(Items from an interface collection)
Segment Open

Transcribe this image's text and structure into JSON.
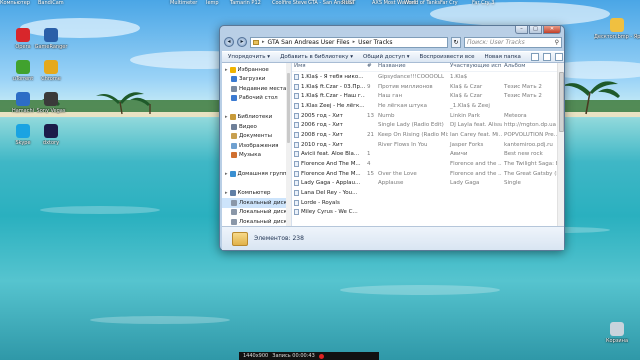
{
  "desktop": {
    "top_icons": [
      "Компьютер",
      "BandiCam",
      "Multimeter",
      "Iemp",
      "Tamarin P12",
      "Coolfire Steve",
      "GTA - San Andreas",
      "RUST",
      "AXS Most Wanted",
      "World of Tanks",
      "Far Cry",
      "Far Cry 3"
    ],
    "left_icons": [
      {
        "label": "Opera",
        "color": "#d8262b"
      },
      {
        "label": "GameRanger",
        "color": "#2a5fa8"
      },
      {
        "label": "uTorrent",
        "color": "#41a22e"
      },
      {
        "label": "Chrome",
        "color": "#e5a91c"
      },
      {
        "label": "Hamachi",
        "color": "#2d6dc6"
      },
      {
        "label": "Sony Vegas",
        "color": "#3a3a3a"
      },
      {
        "label": "Skype",
        "color": "#1aa3e2"
      },
      {
        "label": "dxtory",
        "color": "#1c1c4a"
      }
    ],
    "right_icons": [
      {
        "label": "Десктоп.bmp - Ярлык",
        "color": "#f0c040"
      },
      {
        "label": "Корзина",
        "color": "#c9d3dc"
      }
    ]
  },
  "window": {
    "controls": {
      "minimize": "–",
      "maximize": "□",
      "close": "✕"
    },
    "back_icon": "arrow-left-icon",
    "forward_icon": "arrow-right-icon",
    "breadcrumb": [
      "GTA San Andreas User Files",
      "User Tracks"
    ],
    "search_placeholder": "Поиск: User Tracks",
    "toolbar": {
      "organize": "Упорядочить ▾",
      "add_to_library": "Добавить в библиотеку ▾",
      "share": "Общий доступ ▾",
      "play_all": "Воспроизвести все",
      "new_folder": "Новая папка"
    },
    "nav": [
      {
        "label": "Избранное",
        "group": true,
        "color": "#f0b400"
      },
      {
        "label": "Загрузки",
        "group": false,
        "color": "#3b7ad1"
      },
      {
        "label": "Недавние места",
        "group": false,
        "color": "#7a8aa0"
      },
      {
        "label": "Рабочий стол",
        "group": false,
        "color": "#3b7ad1"
      },
      {
        "label": "",
        "group": false,
        "color": "transparent"
      },
      {
        "label": "Библиотеки",
        "group": true,
        "color": "#c89b3a"
      },
      {
        "label": "Видео",
        "group": false,
        "color": "#6e7f98"
      },
      {
        "label": "Документы",
        "group": false,
        "color": "#c8a050"
      },
      {
        "label": "Изображения",
        "group": false,
        "color": "#6fa0d0"
      },
      {
        "label": "Музыка",
        "group": false,
        "color": "#d07030"
      },
      {
        "label": "",
        "group": false,
        "color": "transparent"
      },
      {
        "label": "Домашняя группа",
        "group": true,
        "color": "#3a8fd1"
      },
      {
        "label": "",
        "group": false,
        "color": "transparent"
      },
      {
        "label": "Компьютер",
        "group": true,
        "color": "#5f7fa6"
      },
      {
        "label": "Локальный диск",
        "group": false,
        "color": "#8a97a8",
        "selected": true
      },
      {
        "label": "Локальный диск",
        "group": false,
        "color": "#8a97a8"
      },
      {
        "label": "Локальный диск",
        "group": false,
        "color": "#8a97a8"
      }
    ],
    "columns": {
      "name": "Имя",
      "num": "#",
      "title": "Название",
      "artist": "Участвующие исп...",
      "album": "Альбом"
    },
    "files": [
      {
        "name": "1.Kla$ - Я тебя нико...",
        "num": "",
        "title": "Gipsydance!!!COOOOLL",
        "artist": "1.Kla$",
        "album": ""
      },
      {
        "name": "1.Kla$ ft.Czar - 03.Пр...",
        "num": "9",
        "title": "Против миллионов",
        "artist": "Kla$ & Czar",
        "album": "Тезис Мать 2"
      },
      {
        "name": "1.Kla$ ft.Czar - Наш г...",
        "num": "",
        "title": "Наш ган",
        "artist": "Kla$ & Czar",
        "album": "Тезис Мать 2"
      },
      {
        "name": "1.Klas Zeej - Не лёгк...",
        "num": "",
        "title": "Не лёгкая штука",
        "artist": "_1.Kla$ & Zeej",
        "album": ""
      },
      {
        "name": "2005 год - Хит",
        "num": "13",
        "title": "Numb",
        "artist": "Linkin Park",
        "album": "Meteora"
      },
      {
        "name": "2006 год - Хит",
        "num": "",
        "title": "Single Lady (Radio Edit)",
        "artist": "DJ Layla feat. Alissa",
        "album": "http://mgton.dp.ua"
      },
      {
        "name": "2008 год - Хит",
        "num": "21",
        "title": "Keep On Rising (Radio Mix)",
        "artist": "Ian Carey feat. Mi...",
        "album": "POPVOLUTION Pre..."
      },
      {
        "name": "2010 год - Хит",
        "num": "",
        "title": "River Flows In You",
        "artist": "Jasper Forks",
        "album": "kantemiroo.pdj.ru"
      },
      {
        "name": "Avicii feat. Aloe Bla...",
        "num": "1",
        "title": "",
        "artist": "Авичи",
        "album": "Best new rock"
      },
      {
        "name": "Florence And The M...",
        "num": "4",
        "title": "",
        "artist": "Florence and the ...",
        "album": "The Twilight Saga: E..."
      },
      {
        "name": "Florence And The M...",
        "num": "15",
        "title": "Over the Love",
        "artist": "Florence and the ...",
        "album": "The Great Gatsby (M..."
      },
      {
        "name": "Lady Gaga - Applau...",
        "num": "",
        "title": "Applause",
        "artist": "Lady Gaga",
        "album": "Single"
      },
      {
        "name": "Lana Del Rey - You...",
        "num": "",
        "title": "",
        "artist": "",
        "album": ""
      },
      {
        "name": "Lorde - Royals",
        "num": "",
        "title": "",
        "artist": "",
        "album": ""
      },
      {
        "name": "Miley Cyrus - We C...",
        "num": "",
        "title": "",
        "artist": "",
        "album": ""
      }
    ],
    "status": "Элементов: 238"
  },
  "taskbar": {
    "resolution": "1440x900",
    "recording": "Запись 00:00:43"
  }
}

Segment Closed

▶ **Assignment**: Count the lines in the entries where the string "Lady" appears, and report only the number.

▶ **The answer**: 3